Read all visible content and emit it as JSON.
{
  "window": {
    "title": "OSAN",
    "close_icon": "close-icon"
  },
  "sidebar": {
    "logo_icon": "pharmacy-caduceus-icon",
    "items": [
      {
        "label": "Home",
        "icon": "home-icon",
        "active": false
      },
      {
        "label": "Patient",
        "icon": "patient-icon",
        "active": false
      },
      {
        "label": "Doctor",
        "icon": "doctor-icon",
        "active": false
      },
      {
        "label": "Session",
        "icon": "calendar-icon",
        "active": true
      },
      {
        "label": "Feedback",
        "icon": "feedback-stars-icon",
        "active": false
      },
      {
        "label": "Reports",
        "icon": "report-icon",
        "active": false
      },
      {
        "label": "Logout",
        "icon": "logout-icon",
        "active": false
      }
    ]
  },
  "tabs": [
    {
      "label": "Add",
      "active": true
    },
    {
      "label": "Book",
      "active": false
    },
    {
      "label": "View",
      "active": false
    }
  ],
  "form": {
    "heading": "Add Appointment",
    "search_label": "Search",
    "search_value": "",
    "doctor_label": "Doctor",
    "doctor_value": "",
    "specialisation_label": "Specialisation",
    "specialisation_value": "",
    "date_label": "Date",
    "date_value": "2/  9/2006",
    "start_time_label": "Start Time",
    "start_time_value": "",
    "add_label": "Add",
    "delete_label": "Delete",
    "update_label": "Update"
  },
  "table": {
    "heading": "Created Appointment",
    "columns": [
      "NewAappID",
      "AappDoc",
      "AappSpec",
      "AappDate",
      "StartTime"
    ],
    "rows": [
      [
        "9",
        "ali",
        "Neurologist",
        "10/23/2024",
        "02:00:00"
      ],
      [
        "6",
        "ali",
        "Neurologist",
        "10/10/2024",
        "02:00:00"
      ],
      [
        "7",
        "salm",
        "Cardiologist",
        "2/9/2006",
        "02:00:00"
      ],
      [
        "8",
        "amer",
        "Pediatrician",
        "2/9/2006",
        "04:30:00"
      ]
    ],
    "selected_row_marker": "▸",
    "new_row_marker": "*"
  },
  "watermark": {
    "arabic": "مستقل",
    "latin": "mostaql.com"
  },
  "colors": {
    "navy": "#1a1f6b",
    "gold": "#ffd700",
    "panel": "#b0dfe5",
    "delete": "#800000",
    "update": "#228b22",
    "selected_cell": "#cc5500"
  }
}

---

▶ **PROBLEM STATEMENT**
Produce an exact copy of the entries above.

▶ **OUTPUT FOR THIS EXERCISE**
Read all visible content and emit it as JSON.
{
  "window": {
    "title": "OSAN",
    "close_icon": "close-icon"
  },
  "sidebar": {
    "logo_icon": "pharmacy-caduceus-icon",
    "items": [
      {
        "label": "Home",
        "icon": "home-icon",
        "active": false
      },
      {
        "label": "Patient",
        "icon": "patient-icon",
        "active": false
      },
      {
        "label": "Doctor",
        "icon": "doctor-icon",
        "active": false
      },
      {
        "label": "Session",
        "icon": "calendar-icon",
        "active": true
      },
      {
        "label": "Feedback",
        "icon": "feedback-stars-icon",
        "active": false
      },
      {
        "label": "Reports",
        "icon": "report-icon",
        "active": false
      },
      {
        "label": "Logout",
        "icon": "logout-icon",
        "active": false
      }
    ]
  },
  "tabs": [
    {
      "label": "Add",
      "active": true
    },
    {
      "label": "Book",
      "active": false
    },
    {
      "label": "View",
      "active": false
    }
  ],
  "form": {
    "heading": "Add Appointment",
    "search_label": "Search",
    "search_value": "",
    "doctor_label": "Doctor",
    "doctor_value": "",
    "specialisation_label": "Specialisation",
    "specialisation_value": "",
    "date_label": "Date",
    "date_value": "2/  9/2006",
    "start_time_label": "Start Time",
    "start_time_value": "",
    "add_label": "Add",
    "delete_label": "Delete",
    "update_label": "Update"
  },
  "table": {
    "heading": "Created Appointment",
    "columns": [
      "NewAappID",
      "AappDoc",
      "AappSpec",
      "AappDate",
      "StartTime"
    ],
    "rows": [
      [
        "9",
        "ali",
        "Neurologist",
        "10/23/2024",
        "02:00:00"
      ],
      [
        "6",
        "ali",
        "Neurologist",
        "10/10/2024",
        "02:00:00"
      ],
      [
        "7",
        "salm",
        "Cardiologist",
        "2/9/2006",
        "02:00:00"
      ],
      [
        "8",
        "amer",
        "Pediatrician",
        "2/9/2006",
        "04:30:00"
      ]
    ],
    "selected_row_marker": "▸",
    "new_row_marker": "*"
  },
  "watermark": {
    "arabic": "مستقل",
    "latin": "mostaql.com"
  },
  "colors": {
    "navy": "#1a1f6b",
    "gold": "#ffd700",
    "panel": "#b0dfe5",
    "delete": "#800000",
    "update": "#228b22",
    "selected_cell": "#cc5500"
  }
}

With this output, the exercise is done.